However, the doughty trio hatched a plan to push their business forward and open it up to new markets.
Extending their product range to include speciality teas, coffee, preserves, chocolate, hot chocolate and more, they’ve created Lismore Hampers in the most gorgeous orange hat boxes.
“We are bringing a touch of excitement and luxury, which is needed in these turbulent times,” said Ken.
Adapting their business, along with a new website with worldwide shipping, has positioned them to strengthen and grow during the season ahead and beyond.
Olivier Meisonnave’s Dax in the capital has been voted Best Restaurant in Ireland, while Graham Neville has regularly been voted Best Chef.
Olivier told me how they are coping.
“The Covid-19 pandemic has affected our business by a 45pc loss of our normal turnover. Corporate business is non-existent, no tourists, large groups or large tables are not authorised,” he said.
“It was a nightmare in March, as I didn’t know what would happen. I needed to look after my long-standing staff. They know when ‘Mr Smith’ comes in, he likes fish and only drinks Bordeaux. It’s important.
“So we used the wages scheme and did a top-up, and to cover it we’ve been operating Dax at Home while we were closed. We’re doing that again now from Friday to Sunday until November 8.”
Olivier said that the hospitality business requires honesty and clarity going forward.
“We cannot open and close every three months. We need to have a plan for the next six months and stick to it,” he said.
“The VAT reduction will help. Also, in 2021 the Government should have a serious look at the financial position of all companies.

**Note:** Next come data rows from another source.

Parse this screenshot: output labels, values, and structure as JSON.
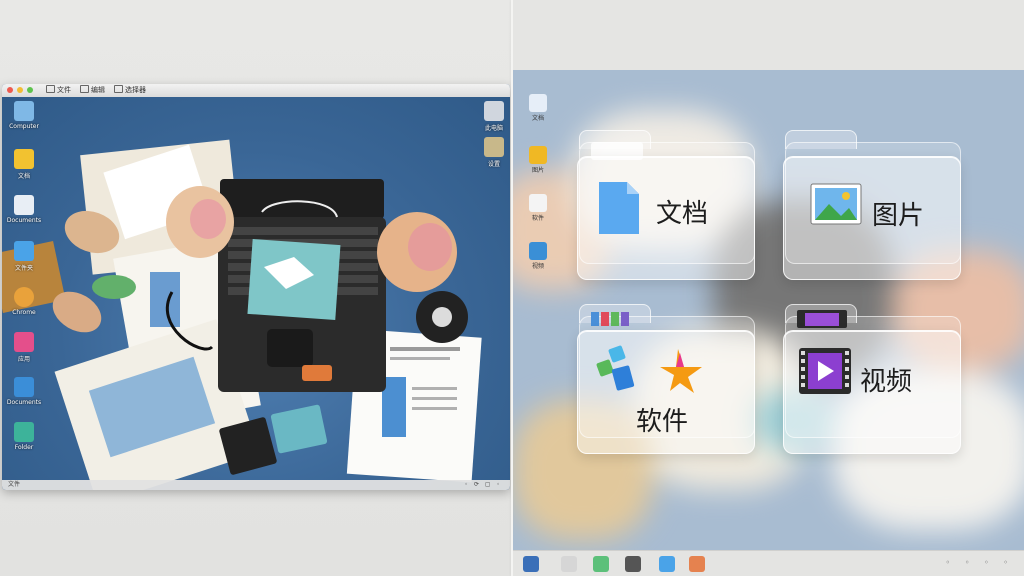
{
  "left": {
    "titlebar": {
      "items": [
        "文件",
        "编辑",
        "选择器"
      ]
    },
    "desktop_icons": [
      {
        "label": "Computer",
        "icon": "computer-icon",
        "color": "#7fb8e6"
      },
      {
        "label": "文档",
        "icon": "document-icon",
        "color": "#f2c230"
      },
      {
        "label": "Documents",
        "icon": "document-icon",
        "color": "#e8eef5"
      },
      {
        "label": "文件夹",
        "icon": "folder-icon",
        "color": "#4aa3e8"
      },
      {
        "label": "Chrome",
        "icon": "chrome-icon",
        "color": "#e9a23b"
      },
      {
        "label": "应用",
        "icon": "app-icon",
        "color": "#e44f8b"
      },
      {
        "label": "Documents",
        "icon": "folder-icon",
        "color": "#3b8ed8"
      },
      {
        "label": "Folder",
        "icon": "book-icon",
        "color": "#3db39a"
      }
    ],
    "desktop_icons_right": [
      {
        "label": "此电脑",
        "icon": "trash-icon",
        "color": "#d0d6de"
      },
      {
        "label": "设置",
        "icon": "gear-icon",
        "color": "#c8b88a"
      }
    ],
    "statusbar": {
      "left": "文件",
      "right": "◦ ⟳ ▢ ◦"
    }
  },
  "right": {
    "sidebar": [
      {
        "label": "文档",
        "icon": "document-icon",
        "color": "#e6eef8"
      },
      {
        "label": "图片",
        "icon": "image-icon",
        "color": "#f0b824"
      },
      {
        "label": "软件",
        "icon": "apps-icon",
        "color": "#f4f4f4"
      },
      {
        "label": "视频",
        "icon": "video-icon",
        "color": "#3a8fd6"
      }
    ],
    "folders": [
      {
        "title": "文档",
        "icon": "document-icon"
      },
      {
        "title": "图片",
        "icon": "image-icon"
      },
      {
        "title": "软件",
        "icon": "apps-icon"
      },
      {
        "title": "视频",
        "icon": "video-icon"
      }
    ],
    "colors": {
      "accent_blue": "#5aa9f0",
      "video_purple": "#8c3fd0",
      "apps_orange": "#f59a12"
    }
  }
}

“If you want to save jobs and save money, then why give help to a business that has €9m in the bank, if a small business that employs 10 people, with only €200,000 in the bank, gets the same thing. Is that logical?”

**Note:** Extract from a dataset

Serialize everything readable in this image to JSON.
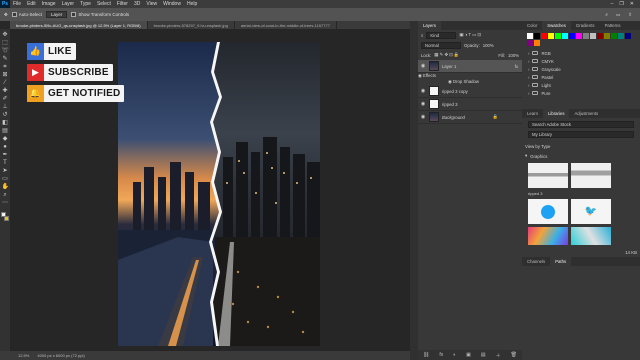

Olivier’s advice is to “stick to what you’re good at”.
“Don’t change your business model. Look after your staff, it pays back long-term,” he said.
“Covid is here and we have to live with it. So, let’s start 2021 strong and eager.”
For Clare man Nicky Logue, general manager of the five-star InterContinental Dublin, 2020 is a year he will not forget. With the lockdown, they had to reduce their staff to just 25 in March, though thankfully it is back up to 150 now.
“This is the time of year the hotel would be brimming with domestic and international guests for conferences, charity lunches and dinners. Christmas parties would be booked and the leisure side would be busy with shopping trips, concerts, tourists and home rugby matches,” said Nicky.
“Since the Level 3 lockdown, weekdays can be eerily quiet as we can’t offer indoor dining to non-residents. When you see the industry you’ve worked in for over 30 years suffer so greatly, it’s hard to see where the end is, but we have to plough on and remain positive.”
Like many other five-star Dublin hotels, they’ve been offering a very good staycation overnight package, including dinner, which has seen them go “from a very low level of occupancy to now reasonable” at weekends.
“Mid-term and Halloween is next up, normally a busy time, but with restrictions we’ll have to wait and see how it plays out.
“Christmas will be different this year given we can’t welcome the large party nights, but we’re seeing demand for leisure domestic bookings, and we’ve had a good response to our Christmas two-night residential package.”
Hotels must hope for locals to stay and spend, Nicky said, and “while things in Dublin five-stars are looking more positive at weekends, it remains far behind any level of normality and sustainable business levels”.
“We still see a long road ahead and it is going to be very tough. The reduction in VAT to 9pc, along with the extension of the Wage Subsidy Scheme, and waiving of rates to the end of the year, will help the sector and hopefully provide a lifeline to many businesses.
“More assistance will be needed to attract visitors back, but we’ll have to wait and see. For now, we will continue to work within the guidelines and restrictions and do the best we can for our business, guests and team.”